In 1910, the population in Inverness, Florida was a bustling 1,264 and it was a time of great prosperity and growth. The Masonic Lodge of Citrus No. 118 F. and A.M., spent $17,285 on the costliest building in the county at that time. Under the guidance of the Worshipful Master of the lodge, Clerk of the Circuit Court and proprietor of the Chronicle Newspaper, prominent Jacksonville architect Wilber B. Tally designed a beautiful building for the Mason’s. It was a 3-storied, commercial style, classic revival structure, with two storefronts on the bottom floor, five offices on the second floor and the lodge room occupying the entire third floor. The exterior was constructed of red and buff brick, with a metal embossed cornice and Masonic nameplate. The arched main entryway, lintels, keystones and Doric capitals were formed in creamy white concrete. Both of the storefronts on the first floor had a series of glass transoms that ran the length of each side and readily reflected the changes happening in the downtown area.
On the day the cornerstone was laid, crowds of over 2000 from all over the state were on hand to celebrate the temple’s dedication. All around, umbrellas dotted the scene and made small islands of shade under the bright, sunny day. Women wore high-collared starched blouses, full skirts, and wide-brimmed straw hats, while the men were dressed in their Sunday best. Sprinkled throughout the crowd, little girls in white frothy petticoats with enormous bows in their hair stood in sharp contrast to the little boys decked out in dark jackets with peter pan collars and knickers. African American’s stood across the street from the crowd and watched the event unfold. After many grand speeches on the Masonic order, the entire crowd proceeded to the picnic grounds where they feasted on an extraordinary dinner of barbecued meats, fried fish, Chicken Pileau, ham, pickles, loaves of fresh baked breads, pies, cakes of every flavor, fruit, barrels of iced water and jugs of steaming coffee. The town cornet band played “Dixie” and other tunes entertaining everyone as they ate.
The Masonic Temple of Citrus No. 118 F, & A. M. was ready for occupancy one year after the cornerstone celebration in 1911. It quickly became the preeminent office location for local doctors, lawyers, shop keepers, and was the Inverness City Hall in the 1920s.
It remained a successful office building and Masonic temple until 1963 when it was sold to a private owner. In the 80’s a fire occurred that burned a hole in the roof and water quickly seeped in causing damage to the third floor ceiling. The pigeons moved in and the tenants moved out as the Masonic begin to slowly decay. A few caring owners and tenants (the Citrus County Commission occupied the building from 1993 until 2003) throughout the years made their mark by upgrading and modernizing areas of the building. It barely missed the wrecking ball when U. S. Highways 41/44 was redesigned to wrap behind the building instead of through it.

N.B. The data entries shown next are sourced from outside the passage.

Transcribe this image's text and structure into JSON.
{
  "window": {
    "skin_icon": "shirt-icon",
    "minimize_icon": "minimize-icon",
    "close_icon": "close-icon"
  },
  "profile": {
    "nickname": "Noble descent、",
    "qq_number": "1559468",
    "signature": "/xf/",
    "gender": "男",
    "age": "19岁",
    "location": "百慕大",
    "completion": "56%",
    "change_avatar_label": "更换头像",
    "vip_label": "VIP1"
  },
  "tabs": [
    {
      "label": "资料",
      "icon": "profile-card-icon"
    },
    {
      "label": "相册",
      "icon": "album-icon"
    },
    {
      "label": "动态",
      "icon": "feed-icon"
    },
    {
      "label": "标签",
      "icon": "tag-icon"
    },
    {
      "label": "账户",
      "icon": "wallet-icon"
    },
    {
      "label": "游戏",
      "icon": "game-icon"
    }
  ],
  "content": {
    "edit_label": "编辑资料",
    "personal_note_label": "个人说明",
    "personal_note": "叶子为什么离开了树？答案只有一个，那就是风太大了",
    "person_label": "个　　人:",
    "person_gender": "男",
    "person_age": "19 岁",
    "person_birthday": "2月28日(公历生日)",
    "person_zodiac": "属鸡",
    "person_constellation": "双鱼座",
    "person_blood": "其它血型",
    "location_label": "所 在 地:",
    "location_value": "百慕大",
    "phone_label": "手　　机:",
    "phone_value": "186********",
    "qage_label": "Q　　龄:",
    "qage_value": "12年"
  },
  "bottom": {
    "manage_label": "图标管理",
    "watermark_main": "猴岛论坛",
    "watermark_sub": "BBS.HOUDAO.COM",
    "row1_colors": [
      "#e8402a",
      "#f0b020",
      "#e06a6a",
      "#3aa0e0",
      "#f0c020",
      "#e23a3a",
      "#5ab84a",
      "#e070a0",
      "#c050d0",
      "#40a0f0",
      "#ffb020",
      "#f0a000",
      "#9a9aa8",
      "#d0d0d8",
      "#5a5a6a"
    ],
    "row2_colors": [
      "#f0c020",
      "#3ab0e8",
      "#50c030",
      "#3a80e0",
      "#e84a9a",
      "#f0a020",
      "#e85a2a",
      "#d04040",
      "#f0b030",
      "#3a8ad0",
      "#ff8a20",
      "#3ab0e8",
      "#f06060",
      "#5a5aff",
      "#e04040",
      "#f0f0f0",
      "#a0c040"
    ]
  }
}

Finally in 2006, Drywell Group, LLC purchased the Masonic Temple and rechristened it the “Masonic Business Center”. From 2007 until 2009 an extensive renovation occurred where all the systems were inspected and upgraded. Wood floors were refinished, period furniture, lighting, art, and paint colors were researched and added throughout the building. The exterior was extensively painted, repaired and the brick re-pointed. A “historic photo gallery” of the building was added along the first floor hall and exhibit cases on the first and second floor.
Multimedia capable, the Masonic Ballroom on the 3rd floor of the building is 1,100sq ft. It has variable lighting, surround sound, disco ball, HD projector, remote screen, wireless mics, capable of seating 145 theater style and 100 for dinner seating without a dance floor. Rental includes catering room use (with it's own bathroom). Now, the “Masonic Business Center” is revitalized and ready to be the preeminent business address in historic downtown Inverness again.